Köln drew level all the same through Hannes Löhr’s long-range strike and then added a third goal thanks to Heinz Hornig, only for Belgian referee Robert Schaut to chalk it off. “A perfectly fine goal” is how Thielen remembers it. Instead it all came down to Schaut’s tossing of a coin – or plastic disc, to be precise. Liverpool striker St John recounted in his autobiography, Boom at the Kop, that his captain, Ron Yeats, “was often very lucky at the odd flutter on cards and horses”. On this night, added St John, it would be “third time lucky” for Yeats, who had lost the toss at the start of the match and again before extra time.
As for Köln, their usual captain Hans Schäfer was absent, meaning Hans Sturm joined Schaut and Yeats for the tie’s final act. “I was curious and still a bit mad because the 3-2 for us had not been given,” says Thielen. “I wanted to see what would happen at the coin toss and perhaps provide a helping hand, as Hansi Sturm was a nice lad but he was way too good-natured. So I was in the midst of it all. It was a small circle of people and it was very crowded. There was not enough space for all the players to see.”

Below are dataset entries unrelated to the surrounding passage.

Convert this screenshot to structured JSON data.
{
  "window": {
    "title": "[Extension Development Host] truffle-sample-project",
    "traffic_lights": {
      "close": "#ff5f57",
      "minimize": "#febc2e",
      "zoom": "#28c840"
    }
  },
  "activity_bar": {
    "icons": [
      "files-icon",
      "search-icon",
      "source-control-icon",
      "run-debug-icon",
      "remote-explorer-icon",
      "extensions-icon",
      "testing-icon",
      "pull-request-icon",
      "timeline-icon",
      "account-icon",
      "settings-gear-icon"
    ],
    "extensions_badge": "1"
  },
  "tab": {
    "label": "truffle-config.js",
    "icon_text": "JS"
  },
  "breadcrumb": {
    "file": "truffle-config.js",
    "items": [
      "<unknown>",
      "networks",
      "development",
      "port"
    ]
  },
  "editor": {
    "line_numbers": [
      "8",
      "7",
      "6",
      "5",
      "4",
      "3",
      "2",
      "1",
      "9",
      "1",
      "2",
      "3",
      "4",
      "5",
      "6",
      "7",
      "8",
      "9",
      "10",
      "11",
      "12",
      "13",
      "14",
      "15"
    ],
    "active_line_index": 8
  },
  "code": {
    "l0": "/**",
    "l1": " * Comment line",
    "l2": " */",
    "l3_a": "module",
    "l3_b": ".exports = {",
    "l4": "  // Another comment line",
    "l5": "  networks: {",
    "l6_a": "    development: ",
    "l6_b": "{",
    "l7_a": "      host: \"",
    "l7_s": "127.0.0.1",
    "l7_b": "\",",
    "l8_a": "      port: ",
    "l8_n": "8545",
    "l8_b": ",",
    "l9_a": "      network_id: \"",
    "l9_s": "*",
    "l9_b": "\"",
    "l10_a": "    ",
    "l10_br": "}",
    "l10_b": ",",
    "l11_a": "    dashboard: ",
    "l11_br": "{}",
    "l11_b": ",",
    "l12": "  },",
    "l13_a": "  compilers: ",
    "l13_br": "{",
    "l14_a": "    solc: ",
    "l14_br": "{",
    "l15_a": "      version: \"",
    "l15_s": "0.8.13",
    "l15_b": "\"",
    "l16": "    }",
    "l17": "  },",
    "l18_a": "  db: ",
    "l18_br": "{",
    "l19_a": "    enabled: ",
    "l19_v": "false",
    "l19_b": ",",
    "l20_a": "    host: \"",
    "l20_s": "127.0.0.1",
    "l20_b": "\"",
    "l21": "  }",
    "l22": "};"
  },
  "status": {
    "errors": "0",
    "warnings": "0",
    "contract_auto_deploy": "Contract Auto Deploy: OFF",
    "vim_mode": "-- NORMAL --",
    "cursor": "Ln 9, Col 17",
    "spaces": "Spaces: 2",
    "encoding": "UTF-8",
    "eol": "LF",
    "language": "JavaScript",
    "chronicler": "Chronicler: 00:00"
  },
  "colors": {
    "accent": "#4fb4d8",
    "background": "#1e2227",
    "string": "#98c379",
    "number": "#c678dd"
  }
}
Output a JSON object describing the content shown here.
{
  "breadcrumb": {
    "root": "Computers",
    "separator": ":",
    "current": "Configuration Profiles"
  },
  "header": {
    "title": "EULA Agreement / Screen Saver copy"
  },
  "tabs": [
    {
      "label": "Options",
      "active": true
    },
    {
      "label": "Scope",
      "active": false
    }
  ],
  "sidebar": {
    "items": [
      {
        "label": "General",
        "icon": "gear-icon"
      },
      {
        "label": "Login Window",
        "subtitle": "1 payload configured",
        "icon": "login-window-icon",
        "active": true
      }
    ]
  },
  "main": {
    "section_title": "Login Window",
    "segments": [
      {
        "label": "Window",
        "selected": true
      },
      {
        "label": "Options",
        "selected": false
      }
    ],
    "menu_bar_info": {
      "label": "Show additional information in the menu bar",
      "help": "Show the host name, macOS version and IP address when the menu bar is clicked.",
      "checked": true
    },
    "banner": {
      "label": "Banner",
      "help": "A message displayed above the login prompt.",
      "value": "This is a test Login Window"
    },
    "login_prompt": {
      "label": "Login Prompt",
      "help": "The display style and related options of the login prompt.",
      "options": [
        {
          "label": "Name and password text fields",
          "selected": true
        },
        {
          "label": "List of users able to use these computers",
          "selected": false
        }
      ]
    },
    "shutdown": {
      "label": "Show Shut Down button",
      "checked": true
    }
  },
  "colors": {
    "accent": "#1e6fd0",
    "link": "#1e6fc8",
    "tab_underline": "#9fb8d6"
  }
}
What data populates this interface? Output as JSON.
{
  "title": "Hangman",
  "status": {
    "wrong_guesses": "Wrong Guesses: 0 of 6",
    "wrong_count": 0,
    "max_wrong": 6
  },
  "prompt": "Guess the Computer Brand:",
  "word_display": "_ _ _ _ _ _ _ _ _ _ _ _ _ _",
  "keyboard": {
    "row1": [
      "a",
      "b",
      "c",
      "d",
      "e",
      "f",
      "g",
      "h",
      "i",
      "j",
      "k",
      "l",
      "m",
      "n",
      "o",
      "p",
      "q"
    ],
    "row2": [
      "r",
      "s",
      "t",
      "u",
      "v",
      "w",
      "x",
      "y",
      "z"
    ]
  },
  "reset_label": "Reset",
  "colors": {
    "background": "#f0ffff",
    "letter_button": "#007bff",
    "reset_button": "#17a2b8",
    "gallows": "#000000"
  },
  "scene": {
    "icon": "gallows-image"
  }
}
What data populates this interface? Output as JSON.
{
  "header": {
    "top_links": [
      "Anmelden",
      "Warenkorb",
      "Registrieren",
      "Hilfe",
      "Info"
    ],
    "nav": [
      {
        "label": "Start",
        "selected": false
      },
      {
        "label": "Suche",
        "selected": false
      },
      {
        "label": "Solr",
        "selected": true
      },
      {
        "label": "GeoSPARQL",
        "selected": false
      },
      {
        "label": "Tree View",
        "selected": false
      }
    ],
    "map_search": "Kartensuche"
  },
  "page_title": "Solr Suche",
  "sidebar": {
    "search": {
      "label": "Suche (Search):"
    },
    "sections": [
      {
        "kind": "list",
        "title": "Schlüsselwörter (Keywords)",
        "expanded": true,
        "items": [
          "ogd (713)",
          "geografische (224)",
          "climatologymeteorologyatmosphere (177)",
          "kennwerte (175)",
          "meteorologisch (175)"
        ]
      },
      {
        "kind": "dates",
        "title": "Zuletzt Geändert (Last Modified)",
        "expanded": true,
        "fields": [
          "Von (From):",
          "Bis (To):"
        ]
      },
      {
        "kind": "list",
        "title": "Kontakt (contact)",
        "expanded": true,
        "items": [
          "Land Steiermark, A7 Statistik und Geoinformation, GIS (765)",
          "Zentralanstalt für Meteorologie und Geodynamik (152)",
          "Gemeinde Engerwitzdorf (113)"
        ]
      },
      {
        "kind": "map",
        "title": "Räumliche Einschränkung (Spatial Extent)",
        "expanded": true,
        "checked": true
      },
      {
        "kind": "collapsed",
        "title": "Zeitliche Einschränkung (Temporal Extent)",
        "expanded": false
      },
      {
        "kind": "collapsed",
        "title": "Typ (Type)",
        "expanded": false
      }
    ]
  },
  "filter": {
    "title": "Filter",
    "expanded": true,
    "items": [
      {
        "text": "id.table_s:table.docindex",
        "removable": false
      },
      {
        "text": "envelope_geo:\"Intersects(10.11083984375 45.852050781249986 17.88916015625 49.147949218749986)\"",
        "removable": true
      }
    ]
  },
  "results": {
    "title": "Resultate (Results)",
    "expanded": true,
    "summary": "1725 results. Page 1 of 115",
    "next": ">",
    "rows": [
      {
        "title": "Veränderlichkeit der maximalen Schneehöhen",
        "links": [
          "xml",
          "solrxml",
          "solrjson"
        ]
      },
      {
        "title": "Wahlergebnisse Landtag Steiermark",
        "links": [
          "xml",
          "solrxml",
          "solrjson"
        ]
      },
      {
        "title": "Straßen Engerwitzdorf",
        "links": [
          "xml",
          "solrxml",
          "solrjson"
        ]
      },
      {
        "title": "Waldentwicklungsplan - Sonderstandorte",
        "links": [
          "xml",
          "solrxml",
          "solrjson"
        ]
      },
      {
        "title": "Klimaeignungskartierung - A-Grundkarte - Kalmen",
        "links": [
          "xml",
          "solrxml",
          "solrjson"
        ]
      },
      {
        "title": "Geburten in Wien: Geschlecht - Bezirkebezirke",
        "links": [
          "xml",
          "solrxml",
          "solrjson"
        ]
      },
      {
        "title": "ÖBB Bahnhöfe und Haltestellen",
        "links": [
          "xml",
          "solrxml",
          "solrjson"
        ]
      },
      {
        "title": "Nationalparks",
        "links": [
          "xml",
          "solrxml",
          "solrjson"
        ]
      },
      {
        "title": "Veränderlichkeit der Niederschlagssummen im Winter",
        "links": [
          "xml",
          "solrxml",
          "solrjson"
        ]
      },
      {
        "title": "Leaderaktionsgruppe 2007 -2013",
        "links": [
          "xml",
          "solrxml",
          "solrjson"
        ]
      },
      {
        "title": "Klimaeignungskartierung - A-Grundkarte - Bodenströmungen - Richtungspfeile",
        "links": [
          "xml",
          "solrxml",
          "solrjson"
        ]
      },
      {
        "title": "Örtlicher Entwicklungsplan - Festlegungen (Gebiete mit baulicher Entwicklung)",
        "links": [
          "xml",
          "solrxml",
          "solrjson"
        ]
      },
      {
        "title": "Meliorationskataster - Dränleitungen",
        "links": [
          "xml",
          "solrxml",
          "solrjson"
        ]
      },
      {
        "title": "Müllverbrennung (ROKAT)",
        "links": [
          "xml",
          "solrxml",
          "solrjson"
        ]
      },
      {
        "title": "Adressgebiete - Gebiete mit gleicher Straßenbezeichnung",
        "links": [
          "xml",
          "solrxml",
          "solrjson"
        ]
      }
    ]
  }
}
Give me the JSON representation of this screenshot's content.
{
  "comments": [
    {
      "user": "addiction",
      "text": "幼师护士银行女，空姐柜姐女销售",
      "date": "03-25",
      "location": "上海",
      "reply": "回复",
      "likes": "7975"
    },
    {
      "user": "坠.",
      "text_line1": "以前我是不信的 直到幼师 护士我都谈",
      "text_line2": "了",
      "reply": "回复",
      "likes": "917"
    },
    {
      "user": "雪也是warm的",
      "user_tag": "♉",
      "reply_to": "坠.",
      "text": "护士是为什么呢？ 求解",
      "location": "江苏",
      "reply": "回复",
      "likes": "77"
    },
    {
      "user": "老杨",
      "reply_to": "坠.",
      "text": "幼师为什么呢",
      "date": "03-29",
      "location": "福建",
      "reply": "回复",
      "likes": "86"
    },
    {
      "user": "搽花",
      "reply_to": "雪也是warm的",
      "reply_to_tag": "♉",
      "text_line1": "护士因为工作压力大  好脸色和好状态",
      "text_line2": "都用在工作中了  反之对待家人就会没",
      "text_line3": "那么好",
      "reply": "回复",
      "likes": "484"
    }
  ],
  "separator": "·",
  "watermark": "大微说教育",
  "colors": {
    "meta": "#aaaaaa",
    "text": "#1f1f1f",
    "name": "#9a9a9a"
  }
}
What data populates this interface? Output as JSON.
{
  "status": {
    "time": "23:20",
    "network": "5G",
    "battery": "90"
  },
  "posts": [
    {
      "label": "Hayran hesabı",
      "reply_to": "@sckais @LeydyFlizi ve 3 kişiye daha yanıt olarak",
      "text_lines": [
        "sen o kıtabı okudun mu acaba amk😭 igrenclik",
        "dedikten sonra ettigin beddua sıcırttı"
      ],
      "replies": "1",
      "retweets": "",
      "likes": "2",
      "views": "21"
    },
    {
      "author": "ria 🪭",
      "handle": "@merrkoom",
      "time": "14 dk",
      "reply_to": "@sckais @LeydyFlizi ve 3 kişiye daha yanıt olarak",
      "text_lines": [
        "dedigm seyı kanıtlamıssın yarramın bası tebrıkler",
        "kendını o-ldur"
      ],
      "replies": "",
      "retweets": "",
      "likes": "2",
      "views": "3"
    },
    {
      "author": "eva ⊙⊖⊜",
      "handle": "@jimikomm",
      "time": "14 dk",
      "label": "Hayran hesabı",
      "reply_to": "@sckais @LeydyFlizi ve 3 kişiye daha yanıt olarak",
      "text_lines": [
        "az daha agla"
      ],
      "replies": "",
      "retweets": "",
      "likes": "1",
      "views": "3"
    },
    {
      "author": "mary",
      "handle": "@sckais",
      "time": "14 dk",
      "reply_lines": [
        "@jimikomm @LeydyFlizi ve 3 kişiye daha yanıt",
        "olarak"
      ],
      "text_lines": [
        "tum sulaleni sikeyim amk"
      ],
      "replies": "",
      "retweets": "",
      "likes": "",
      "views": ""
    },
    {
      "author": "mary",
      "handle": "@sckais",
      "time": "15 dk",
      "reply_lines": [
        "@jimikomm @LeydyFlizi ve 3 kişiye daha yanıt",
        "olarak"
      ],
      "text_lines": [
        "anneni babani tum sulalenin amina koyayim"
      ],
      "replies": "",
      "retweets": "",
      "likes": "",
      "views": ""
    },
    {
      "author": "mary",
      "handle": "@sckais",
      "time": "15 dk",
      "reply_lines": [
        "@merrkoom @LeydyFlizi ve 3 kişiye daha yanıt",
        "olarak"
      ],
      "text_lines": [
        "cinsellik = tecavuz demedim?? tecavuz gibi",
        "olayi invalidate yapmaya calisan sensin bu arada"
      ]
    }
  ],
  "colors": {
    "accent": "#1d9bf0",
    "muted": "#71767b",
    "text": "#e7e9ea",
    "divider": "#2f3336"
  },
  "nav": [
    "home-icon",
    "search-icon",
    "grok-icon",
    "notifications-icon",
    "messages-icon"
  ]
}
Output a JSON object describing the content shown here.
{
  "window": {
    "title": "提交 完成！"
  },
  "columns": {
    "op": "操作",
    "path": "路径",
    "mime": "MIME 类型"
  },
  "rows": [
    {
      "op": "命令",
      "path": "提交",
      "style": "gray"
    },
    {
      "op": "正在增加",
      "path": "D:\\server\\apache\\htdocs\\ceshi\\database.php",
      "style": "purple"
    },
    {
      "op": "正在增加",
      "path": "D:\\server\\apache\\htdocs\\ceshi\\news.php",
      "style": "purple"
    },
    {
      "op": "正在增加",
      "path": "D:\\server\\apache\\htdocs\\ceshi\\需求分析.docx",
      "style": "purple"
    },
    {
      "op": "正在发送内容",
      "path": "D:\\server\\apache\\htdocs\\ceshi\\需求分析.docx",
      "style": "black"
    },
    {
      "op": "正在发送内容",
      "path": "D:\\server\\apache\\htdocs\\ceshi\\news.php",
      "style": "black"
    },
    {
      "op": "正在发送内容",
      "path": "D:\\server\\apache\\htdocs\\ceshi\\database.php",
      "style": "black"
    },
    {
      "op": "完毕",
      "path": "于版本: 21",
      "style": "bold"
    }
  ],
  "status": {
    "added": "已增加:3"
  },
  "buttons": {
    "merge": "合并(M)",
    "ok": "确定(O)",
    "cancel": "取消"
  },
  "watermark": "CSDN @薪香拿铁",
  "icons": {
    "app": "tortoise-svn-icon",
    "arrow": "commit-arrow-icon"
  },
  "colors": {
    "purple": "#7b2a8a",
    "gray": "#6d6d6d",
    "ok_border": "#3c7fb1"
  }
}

They would all know the outcome soon enough. While Liverpool would lose their ensuing semi-final against Internazionale, Köln’s efforts across the three legs earned them widespread admiration. “We were the best team in Germany back then but we weren’t popular – kind of like Bayern München now,” says Thielen. “But when we walked into the stadium in Karlsruhe [for a fixture that month], everyone gave us a standing ovation.”
Letters of sympathy arrived from across the continent and, in Thielen’s case, the tie cemented a soft spot for Liverpool, despite the painful conclusion. Cologne and Liverpool had become twin cities in 1952 as both rebuilt after suffering heavy bombing during the Second World War, and Thielen had taken part in the schoolboy matches that were an annual feature of this partnership. “My first foreign trip with the schoolboys team was to Liverpool. We played two matches – one ended 5-5, the other 1-1. You’ll see how it fits with the pattern of draws!”